Welcome to Tuesday: “U.N. to Seek Control of the Internet.”

From the WeeklyStandard.com:

Next week the United Nations’ International Telecommunications Union will meet in Dubai to figure out how to control the Internet. Representatives from 193 nations will attend the nearly two week long meeting, according to news reports.

“Next week the ITU holds a negotiating conference in Dubai, and past months have brought many leaks of proposals for a new treaty. U.S. congressional resolutions and much of the commentary, including in this column, have focused on proposals by authoritarian governments to censor the Internet. Just as objectionable are proposals that ignore how the Internet works, threatening its smooth and open operations,” reports the Wall Street Journal.

“Having the Internet rewired by bureaucrats would be like handing a Stradivarius to a gorilla. The Internet is made up of 40,000 networks that interconnect among 425,000 global routes, cheaply and efficiently delivering messages and other digital content among more than two billion people around the world, with some 500,000 new users a day.

The internet IS and WAS a major “game changer” on the planet.

Bill O’Reilly hates it.  I happen to love it: the Libertarian in me —

— for any number of reasons, not the least of which is its freedom.  It’s — as yet — total and rampant freedom, within purpose.

It’s the absolute Wild West and an amazing gift — all at once — in a tumultuous rumble of staggering mayhem.

Just like human beings, it’s as good or as bad as we are.

But it’s also The Great Equalizer.

If I knew the HTML, I could have a website every bit as gorgeous, intuitive, extensive, professional, graphically intense or beautiful as that of Rolls-Royce or Exxon-Mobil or Hyundai or Fuji Heavy Industries.  Sometimes the most powerful companies have the worst-looking websites.

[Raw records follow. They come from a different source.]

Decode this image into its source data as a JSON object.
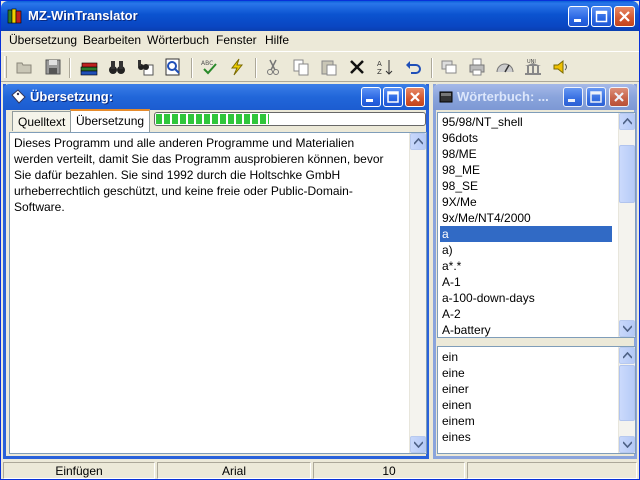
{
  "app": {
    "title": "MZ-WinTranslator",
    "colors": {
      "titlebar": "#0b53d0",
      "selection": "#316ac5",
      "progress": "#2fc63a"
    }
  },
  "menu": [
    "Übersetzung",
    "Bearbeiten",
    "Wörterbuch",
    "Fenster",
    "Hilfe"
  ],
  "toolbar": {
    "icons": [
      "open-folder-icon",
      "save-disk-icon",
      "books-icon",
      "binoculars-icon",
      "find-replace-icon",
      "search-page-icon",
      "spellcheck-icon",
      "lightning-icon",
      "cut-icon",
      "copy-icon",
      "paste-icon",
      "delete-icon",
      "sort-icon",
      "undo-icon",
      "windows-icon",
      "print-icon",
      "gauge-icon",
      "uni-building-icon",
      "speaker-icon"
    ]
  },
  "translation_window": {
    "title": "Übersetzung:",
    "tabs": [
      "Quelltext",
      "Übersetzung"
    ],
    "active_tab": "Übersetzung",
    "progress": 0.42,
    "text": "Dieses Programm und alle anderen Programme und Materialien werden verteilt, damit Sie das Programm ausprobieren können, bevor Sie dafür bezahlen. Sie sind 1992 durch die Holtschke GmbH urheberrechtlich geschützt, und keine freie oder Public-Domain-Software."
  },
  "dictionary_window": {
    "title": "Wörterbuch: ...",
    "entries": [
      "95/98/NT_shell",
      "96dots",
      "98/ME",
      "98_ME",
      "98_SE",
      "9X/Me",
      "9x/Me/NT4/2000",
      "a",
      "a)",
      "a*.*",
      "A-1",
      "a-100-down-days",
      "A-2",
      "A-battery"
    ],
    "selected_index": 7,
    "translations": [
      "ein",
      "eine",
      "einer",
      "einen",
      "einem",
      "eines"
    ]
  },
  "status": {
    "mode": "Einfügen",
    "font": "Arial",
    "size": "10"
  }
}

There is, truly, great equilibrium in the internet.

It is terribly bad.  Yet it is terribly good.

It deserves — it must — have its freedom protected.





Those who read this blog know that I am something of a “bi-coastal” person; that is to say, I stay at my wife’s house in Elk Grove (otherwise known as Baja Mack Road or Ghetto Centrale) and also at my house at the 4,000-foot elevation in the Sierra Nevada Mountains of Fornicalia.

I’ve had my house since 1993 and it’s a two-story open-loft cabin surrounded by trees and a landscaped, fenced terrain.  I own it now, outright.  It is a stone’s throw from the original Central Pacific Railroad line built in the 1860s — now owned by the Union Pacific.  Because of this, I found a reinvigorated interest in history, video and photography (I was, at one time, a paid stringer for The Sacramento Bee).  This interest also spawned my train blog (which I highly recommend), Milepost154.

That said, my only connection to the internet at the cabin was via — no, I’m not kidding — a “dial-up” connection.  For those who wish to relive their horrible dial-up past, click here.  Because that was the story of my internet life for many years.

Of course, I tried alternatives.  Hughesnet and SkyBlue were an incredibly expensive abomination which penalized you at the first sense of pressured bandwidth.  ColfaxNet was simply incompetent.  DigitalPath couldn’t make things work.  Luckily, AT&T came through the area with the offer of their U-verse.

So, roughly an hour ago, AT&T left my cabin, leaving behind a vertical black plastic monolith with little winking green lights, hooked directly up to my Toshiba DX-735  “all-in-one.”  I’ve disabled the wi-fi until I can figure it out.  However, I’m “on the net” to the tune of up to 12 mbps.

At this point I’m listening to Hugh Hewitt over streaming radio, watching YouTube train videos, creating this post and clicking between seven open tabs.

A few minutes ago, I set fire to the tin cans and twine I used to access the internet.  Because now — holey moley — I may not have the fastest internet connection known to Man, but it’s infinitely faster than eastern red-backed squirrels, carrier pigeons or this.

I’m a lucky guy.